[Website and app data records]
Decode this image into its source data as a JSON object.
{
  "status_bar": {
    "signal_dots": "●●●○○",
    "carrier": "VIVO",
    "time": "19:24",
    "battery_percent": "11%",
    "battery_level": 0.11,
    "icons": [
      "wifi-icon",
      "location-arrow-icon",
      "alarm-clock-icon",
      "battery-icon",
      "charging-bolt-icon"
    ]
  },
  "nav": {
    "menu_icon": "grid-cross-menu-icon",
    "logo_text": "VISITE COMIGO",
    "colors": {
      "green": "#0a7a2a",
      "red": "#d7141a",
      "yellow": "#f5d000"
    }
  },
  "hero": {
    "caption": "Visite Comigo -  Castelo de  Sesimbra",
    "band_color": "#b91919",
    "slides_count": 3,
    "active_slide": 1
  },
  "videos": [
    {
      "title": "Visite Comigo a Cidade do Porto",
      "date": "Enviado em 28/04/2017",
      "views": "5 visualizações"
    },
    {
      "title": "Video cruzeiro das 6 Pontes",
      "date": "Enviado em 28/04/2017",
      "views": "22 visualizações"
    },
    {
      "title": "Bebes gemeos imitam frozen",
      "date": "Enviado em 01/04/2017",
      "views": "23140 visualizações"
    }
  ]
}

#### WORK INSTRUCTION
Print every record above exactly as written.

#### RESULT FOR THIS TASK
Decode this image into its source data as a JSON object.
{
  "status_bar": {
    "signal_dots": "●●●○○",
    "carrier": "VIVO",
    "time": "19:24",
    "battery_percent": "11%",
    "battery_level": 0.11,
    "icons": [
      "wifi-icon",
      "location-arrow-icon",
      "alarm-clock-icon",
      "battery-icon",
      "charging-bolt-icon"
    ]
  },
  "nav": {
    "menu_icon": "grid-cross-menu-icon",
    "logo_text": "VISITE COMIGO",
    "colors": {
      "green": "#0a7a2a",
      "red": "#d7141a",
      "yellow": "#f5d000"
    }
  },
  "hero": {
    "caption": "Visite Comigo -  Castelo de  Sesimbra",
    "band_color": "#b91919",
    "slides_count": 3,
    "active_slide": 1
  },
  "videos": [
    {
      "title": "Visite Comigo a Cidade do Porto",
      "date": "Enviado em 28/04/2017",
      "views": "5 visualizações"
    },
    {
      "title": "Video cruzeiro das 6 Pontes",
      "date": "Enviado em 28/04/2017",
      "views": "22 visualizações"
    },
    {
      "title": "Bebes gemeos imitam frozen",
      "date": "Enviado em 01/04/2017",
      "views": "23140 visualizações"
    }
  ]
}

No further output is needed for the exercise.